The Castle of the Livonian order, which houses Ventspils Museum since September 2001, is the oldest preserved building in Ventspils, built in the second half of the 13th century (first mentioned in 1290).
The castle was built as a convent-house type building with an inner yard, and can be regarded as the oldest medieval fortress in Latvia to have retained its original form virtually unchanged.

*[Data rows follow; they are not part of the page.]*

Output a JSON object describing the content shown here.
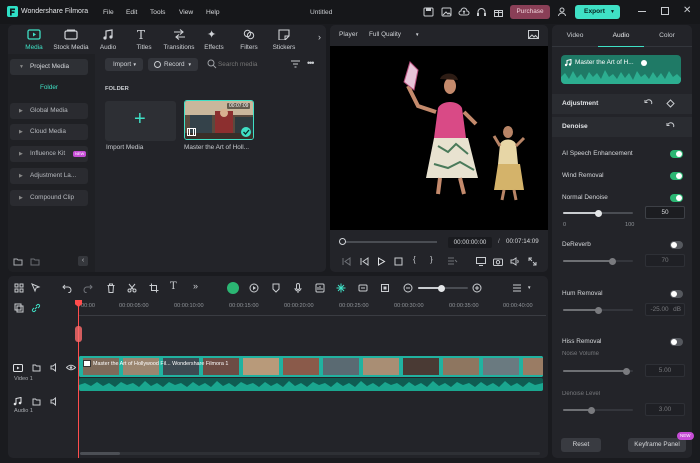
{
  "app": {
    "name": "Wondershare Filmora",
    "menu": [
      "File",
      "Edit",
      "Tools",
      "View",
      "Help"
    ],
    "project_title": "Untitled",
    "purchase_label": "Purchase",
    "export_label": "Export"
  },
  "media_tabs": [
    "Media",
    "Stock Media",
    "Audio",
    "Titles",
    "Transitions",
    "Effects",
    "Filters",
    "Stickers"
  ],
  "sidebar": {
    "items": [
      {
        "label": "Project Media"
      },
      {
        "label": "Folder"
      },
      {
        "label": "Global Media"
      },
      {
        "label": "Cloud Media"
      },
      {
        "label": "Influence Kit",
        "badge": "NEW"
      },
      {
        "label": "Adjustment La..."
      },
      {
        "label": "Compound Clip"
      }
    ]
  },
  "media_toolbar": {
    "import_label": "Import",
    "record_label": "Record",
    "search_placeholder": "Search media"
  },
  "media_area": {
    "folder_heading": "FOLDER",
    "import_tile_label": "Import Media",
    "clip_title": "Master the Art of Holl...",
    "clip_duration": "00:07:09"
  },
  "player": {
    "label": "Player",
    "quality": "Full Quality",
    "current_time": "00:00:00:00",
    "separator": "/",
    "total_time": "00:07:14:09"
  },
  "right_panel": {
    "tabs": [
      "Video",
      "Audio",
      "Color"
    ],
    "active_tab": "Audio",
    "clip_name": "Master the Art of H...",
    "adjustment_label": "Adjustment",
    "denoise_label": "Denoise",
    "controls": {
      "ai_speech": {
        "label": "AI Speech Enhancement",
        "on": true
      },
      "wind_removal": {
        "label": "Wind Removal",
        "on": true
      },
      "normal_denoise": {
        "label": "Normal Denoise",
        "on": true,
        "value": "50",
        "min": "0",
        "max": "100",
        "fraction": 0.5
      },
      "dereverb": {
        "label": "DeReverb",
        "on": false,
        "value": "70",
        "fraction": 0.7
      },
      "hum_removal": {
        "label": "Hum Removal",
        "on": false,
        "value": "-25.00",
        "unit": "dB",
        "fraction": 0.5
      },
      "hiss_removal": {
        "label": "Hiss Removal",
        "on": false
      },
      "noise_volume": {
        "label": "Noise Volume",
        "value": "5.00",
        "fraction": 0.9
      },
      "denoise_level": {
        "label": "Denoise Level",
        "value": "3.00",
        "fraction": 0.4
      }
    },
    "reset_label": "Reset",
    "keyframe_label": "Keyframe Panel",
    "keyframe_badge": "NEW"
  },
  "timeline": {
    "ruler_labels": [
      "00:00",
      "00:00:05:00",
      "00:00:10:00",
      "00:00:15:00",
      "00:00:20:00",
      "00:00:25:00",
      "00:00:30:00",
      "00:00:35:00",
      "00:00:40:00"
    ],
    "video_track_label": "Video 1",
    "audio_track_label": "Audio 1",
    "video_clip_title": "Master the Art of Hollywood Fil... Wondershare Filmora 1"
  },
  "colors": {
    "accent": "#3fe0c5",
    "purchase": "#8a3f57",
    "playhead": "#ff4d4d",
    "toggle_on": "#2bb673",
    "audio_wave": "#1aa68f",
    "video_clip": "#21b2a0"
  }
}
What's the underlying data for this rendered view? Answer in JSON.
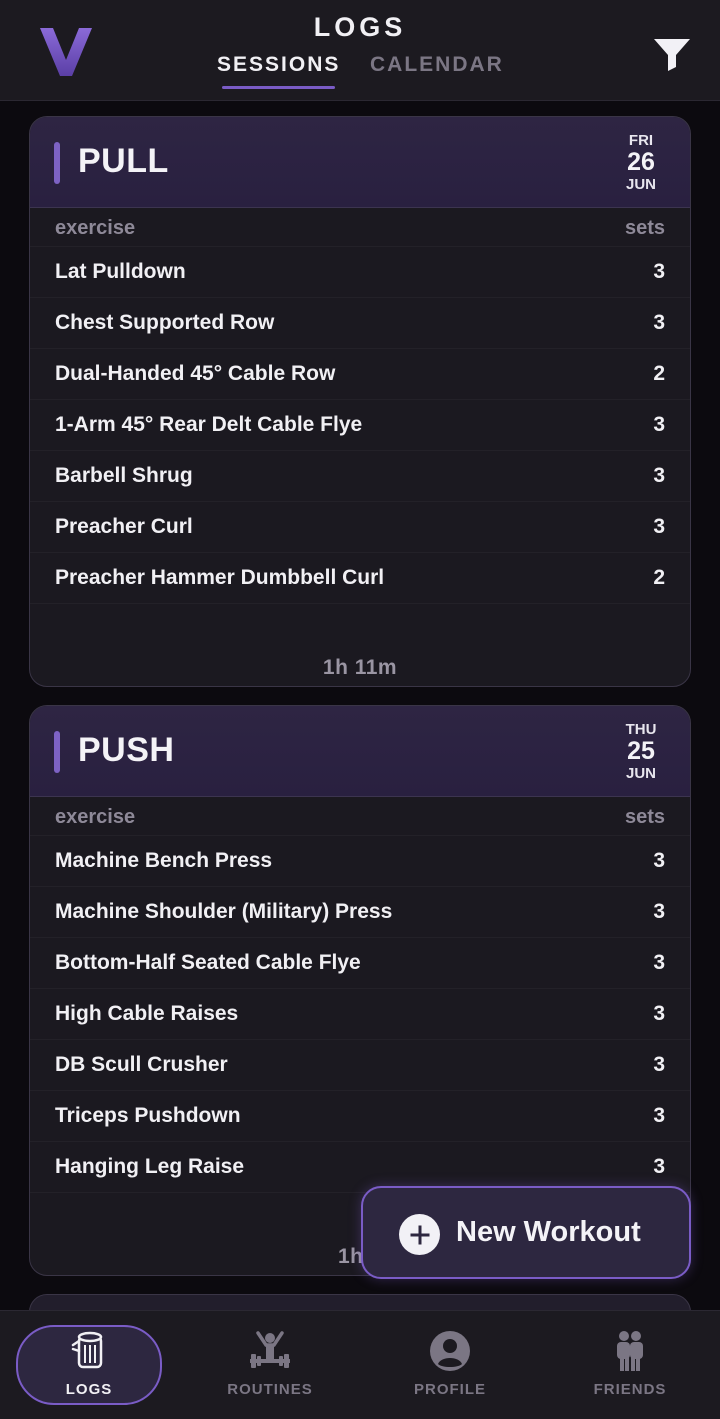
{
  "header": {
    "title": "LOGS",
    "tabs": [
      {
        "label": "SESSIONS",
        "active": true
      },
      {
        "label": "CALENDAR",
        "active": false
      }
    ],
    "logo_icon": "v-logo-icon",
    "filter_icon": "filter-icon"
  },
  "cards": [
    {
      "name": "PULL",
      "weekday": "FRI",
      "day": "26",
      "month": "JUN",
      "col_exercise": "exercise",
      "col_sets": "sets",
      "rows": [
        {
          "exercise": "Lat Pulldown",
          "sets": "3"
        },
        {
          "exercise": "Chest Supported Row",
          "sets": "3"
        },
        {
          "exercise": "Dual-Handed 45° Cable Row",
          "sets": "2"
        },
        {
          "exercise": "1-Arm 45° Rear Delt Cable Flye",
          "sets": "3"
        },
        {
          "exercise": "Barbell Shrug",
          "sets": "3"
        },
        {
          "exercise": "Preacher Curl",
          "sets": "3"
        },
        {
          "exercise": "Preacher Hammer Dumbbell Curl",
          "sets": "2"
        }
      ],
      "duration": "1h 11m"
    },
    {
      "name": "PUSH",
      "weekday": "THU",
      "day": "25",
      "month": "JUN",
      "col_exercise": "exercise",
      "col_sets": "sets",
      "rows": [
        {
          "exercise": "Machine Bench Press",
          "sets": "3"
        },
        {
          "exercise": "Machine Shoulder (Military) Press",
          "sets": "3"
        },
        {
          "exercise": "Bottom-Half Seated Cable Flye",
          "sets": "3"
        },
        {
          "exercise": "High Cable Raises",
          "sets": "3"
        },
        {
          "exercise": "DB Scull Crusher",
          "sets": "3"
        },
        {
          "exercise": "Triceps Pushdown",
          "sets": "3"
        },
        {
          "exercise": "Hanging Leg Raise",
          "sets": "3"
        }
      ],
      "duration": "1h 1"
    }
  ],
  "fab": {
    "label": "New Workout",
    "icon": "plus-circle-icon"
  },
  "nav": [
    {
      "label": "LOGS",
      "icon": "log-icon",
      "active": true
    },
    {
      "label": "ROUTINES",
      "icon": "weightlifter-icon",
      "active": false
    },
    {
      "label": "PROFILE",
      "icon": "user-circle-icon",
      "active": false
    },
    {
      "label": "FRIENDS",
      "icon": "friends-icon",
      "active": false
    }
  ],
  "colors": {
    "accent": "#7a5cc6",
    "background": "#0c0a0f",
    "card": "#1b1920",
    "card_header": "#2e2543"
  }
}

In its turn, the castle chapel is the oldest preserved church building in the region of Kurzeme. In the 13th–16th century the castle was used by the brothers of the Livonian Order, later there was an Evangelical Lutheran church in the castle (1706–1835), a Russian Orthodox church (1845–1901) and also a prison (1832–1959). The castle housed various administrative institutions and army units. The Soviet garrison left the castle in 1983. In 1997 the castle fa?ades were restored and the area around it improved. In the course of study and restoration work, unique 15th–17th century mural fragments were discovered under several layers of plaster, and much evidence concerning the castle and its inhabitants was obtained during archaeological excavation.
Restoration work is still underway. In early September 2001, when the first stage of restoration was complete, the permanent exhibition of Ventspils Museum opened, devoted to the history of the castle, the city, the port and the Ventspils region, and featuring Latvia’s only digital exhibition ‘Living history’. The exhibition has been arranged in the attractive castle tower, which has a ‘tele-panorama’ on the fifth floor, as well on as the first floor of the castle, where the great chimney can be seen, and where there is also a museum education centre providing the opportunity for children’s and young people’s activities.
The museum regularly sees temporary exhibitions on art and history, as well as concerts and other events that enrich the city’s cultural life.